* DESCRIPTION OF THE TASK:
Please write out the listing again, keeping every character the same.
......
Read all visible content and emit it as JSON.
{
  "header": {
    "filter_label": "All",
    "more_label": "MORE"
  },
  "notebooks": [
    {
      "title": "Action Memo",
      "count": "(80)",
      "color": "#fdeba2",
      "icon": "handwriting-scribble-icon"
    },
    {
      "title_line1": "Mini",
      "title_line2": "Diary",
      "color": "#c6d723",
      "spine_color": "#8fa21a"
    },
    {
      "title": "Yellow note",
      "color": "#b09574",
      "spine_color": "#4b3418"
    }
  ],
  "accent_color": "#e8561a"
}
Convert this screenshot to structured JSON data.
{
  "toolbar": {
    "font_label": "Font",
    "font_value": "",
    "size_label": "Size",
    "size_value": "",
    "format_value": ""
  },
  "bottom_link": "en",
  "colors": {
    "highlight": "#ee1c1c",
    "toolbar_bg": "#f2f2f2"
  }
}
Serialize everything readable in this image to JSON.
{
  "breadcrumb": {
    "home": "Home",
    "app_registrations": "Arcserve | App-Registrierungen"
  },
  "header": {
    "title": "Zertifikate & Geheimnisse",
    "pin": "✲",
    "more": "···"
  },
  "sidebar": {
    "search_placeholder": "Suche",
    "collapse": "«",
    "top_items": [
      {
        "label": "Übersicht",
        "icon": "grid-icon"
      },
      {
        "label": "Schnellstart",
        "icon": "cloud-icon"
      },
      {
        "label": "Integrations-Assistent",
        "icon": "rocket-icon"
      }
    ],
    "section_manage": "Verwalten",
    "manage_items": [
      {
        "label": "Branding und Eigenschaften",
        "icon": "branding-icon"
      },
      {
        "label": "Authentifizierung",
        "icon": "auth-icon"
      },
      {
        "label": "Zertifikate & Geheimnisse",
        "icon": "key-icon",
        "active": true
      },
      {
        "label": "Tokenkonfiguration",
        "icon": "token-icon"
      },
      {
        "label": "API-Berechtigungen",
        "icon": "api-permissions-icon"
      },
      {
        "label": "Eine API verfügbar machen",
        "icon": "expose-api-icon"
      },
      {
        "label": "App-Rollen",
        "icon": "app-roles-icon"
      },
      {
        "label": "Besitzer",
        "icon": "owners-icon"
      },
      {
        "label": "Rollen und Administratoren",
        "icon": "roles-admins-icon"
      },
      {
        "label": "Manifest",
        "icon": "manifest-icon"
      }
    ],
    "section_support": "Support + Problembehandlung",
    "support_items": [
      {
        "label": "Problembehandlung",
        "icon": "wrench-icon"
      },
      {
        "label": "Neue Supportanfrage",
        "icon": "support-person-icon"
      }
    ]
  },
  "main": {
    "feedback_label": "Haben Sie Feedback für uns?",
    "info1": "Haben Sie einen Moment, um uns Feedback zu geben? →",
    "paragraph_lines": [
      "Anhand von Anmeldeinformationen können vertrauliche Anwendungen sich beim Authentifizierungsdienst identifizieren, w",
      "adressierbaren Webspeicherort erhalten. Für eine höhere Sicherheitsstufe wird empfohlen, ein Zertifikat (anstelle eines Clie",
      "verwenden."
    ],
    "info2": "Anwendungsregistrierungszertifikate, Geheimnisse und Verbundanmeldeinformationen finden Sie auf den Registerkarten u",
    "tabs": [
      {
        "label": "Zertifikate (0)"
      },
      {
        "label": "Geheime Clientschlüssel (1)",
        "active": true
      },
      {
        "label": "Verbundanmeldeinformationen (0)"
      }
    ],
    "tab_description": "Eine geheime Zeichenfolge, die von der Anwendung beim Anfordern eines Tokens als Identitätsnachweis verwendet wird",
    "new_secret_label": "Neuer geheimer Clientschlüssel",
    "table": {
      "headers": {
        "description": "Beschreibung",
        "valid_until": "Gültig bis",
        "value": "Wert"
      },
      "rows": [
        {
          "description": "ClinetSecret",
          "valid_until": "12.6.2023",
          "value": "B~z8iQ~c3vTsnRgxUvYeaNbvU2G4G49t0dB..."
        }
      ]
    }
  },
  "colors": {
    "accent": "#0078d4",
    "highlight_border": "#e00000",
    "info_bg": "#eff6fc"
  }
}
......
* EXERCISE RESPONSE:
Read all visible content and emit it as JSON.
{
  "header": {
    "filter_label": "All",
    "more_label": "MORE"
  },
  "notebooks": [
    {
      "title": "Action Memo",
      "count": "(80)",
      "color": "#fdeba2",
      "icon": "handwriting-scribble-icon"
    },
    {
      "title_line1": "Mini",
      "title_line2": "Diary",
      "color": "#c6d723",
      "spine_color": "#8fa21a"
    },
    {
      "title": "Yellow note",
      "color": "#b09574",
      "spine_color": "#4b3418"
    }
  ],
  "accent_color": "#e8561a"
}
Convert this screenshot to structured JSON data.
{
  "toolbar": {
    "font_label": "Font",
    "font_value": "",
    "size_label": "Size",
    "size_value": "",
    "format_value": ""
  },
  "bottom_link": "en",
  "colors": {
    "highlight": "#ee1c1c",
    "toolbar_bg": "#f2f2f2"
  }
}
Serialize everything readable in this image to JSON.
{
  "breadcrumb": {
    "home": "Home",
    "app_registrations": "Arcserve | App-Registrierungen"
  },
  "header": {
    "title": "Zertifikate & Geheimnisse",
    "pin": "✲",
    "more": "···"
  },
  "sidebar": {
    "search_placeholder": "Suche",
    "collapse": "«",
    "top_items": [
      {
        "label": "Übersicht",
        "icon": "grid-icon"
      },
      {
        "label": "Schnellstart",
        "icon": "cloud-icon"
      },
      {
        "label": "Integrations-Assistent",
        "icon": "rocket-icon"
      }
    ],
    "section_manage": "Verwalten",
    "manage_items": [
      {
        "label": "Branding und Eigenschaften",
        "icon": "branding-icon"
      },
      {
        "label": "Authentifizierung",
        "icon": "auth-icon"
      },
      {
        "label": "Zertifikate & Geheimnisse",
        "icon": "key-icon",
        "active": true
      },
      {
        "label": "Tokenkonfiguration",
        "icon": "token-icon"
      },
      {
        "label": "API-Berechtigungen",
        "icon": "api-permissions-icon"
      },
      {
        "label": "Eine API verfügbar machen",
        "icon": "expose-api-icon"
      },
      {
        "label": "App-Rollen",
        "icon": "app-roles-icon"
      },
      {
        "label": "Besitzer",
        "icon": "owners-icon"
      },
      {
        "label": "Rollen und Administratoren",
        "icon": "roles-admins-icon"
      },
      {
        "label": "Manifest",
        "icon": "manifest-icon"
      }
    ],
    "section_support": "Support + Problembehandlung",
    "support_items": [
      {
        "label": "Problembehandlung",
        "icon": "wrench-icon"
      },
      {
        "label": "Neue Supportanfrage",
        "icon": "support-person-icon"
      }
    ]
  },
  "main": {
    "feedback_label": "Haben Sie Feedback für uns?",
    "info1": "Haben Sie einen Moment, um uns Feedback zu geben? →",
    "paragraph_lines": [
      "Anhand von Anmeldeinformationen können vertrauliche Anwendungen sich beim Authentifizierungsdienst identifizieren, w",
      "adressierbaren Webspeicherort erhalten. Für eine höhere Sicherheitsstufe wird empfohlen, ein Zertifikat (anstelle eines Clie",
      "verwenden."
    ],
    "info2": "Anwendungsregistrierungszertifikate, Geheimnisse und Verbundanmeldeinformationen finden Sie auf den Registerkarten u",
    "tabs": [
      {
        "label": "Zertifikate (0)"
      },
      {
        "label": "Geheime Clientschlüssel (1)",
        "active": true
      },
      {
        "label": "Verbundanmeldeinformationen (0)"
      }
    ],
    "tab_description": "Eine geheime Zeichenfolge, die von der Anwendung beim Anfordern eines Tokens als Identitätsnachweis verwendet wird",
    "new_secret_label": "Neuer geheimer Clientschlüssel",
    "table": {
      "headers": {
        "description": "Beschreibung",
        "valid_until": "Gültig bis",
        "value": "Wert"
      },
      "rows": [
        {
          "description": "ClinetSecret",
          "valid_until": "12.6.2023",
          "value": "B~z8iQ~c3vTsnRgxUvYeaNbvU2G4G49t0dB..."
        }
      ]
    }
  },
  "colors": {
    "accent": "#0078d4",
    "highlight_border": "#e00000",
    "info_bg": "#eff6fc"
  }
}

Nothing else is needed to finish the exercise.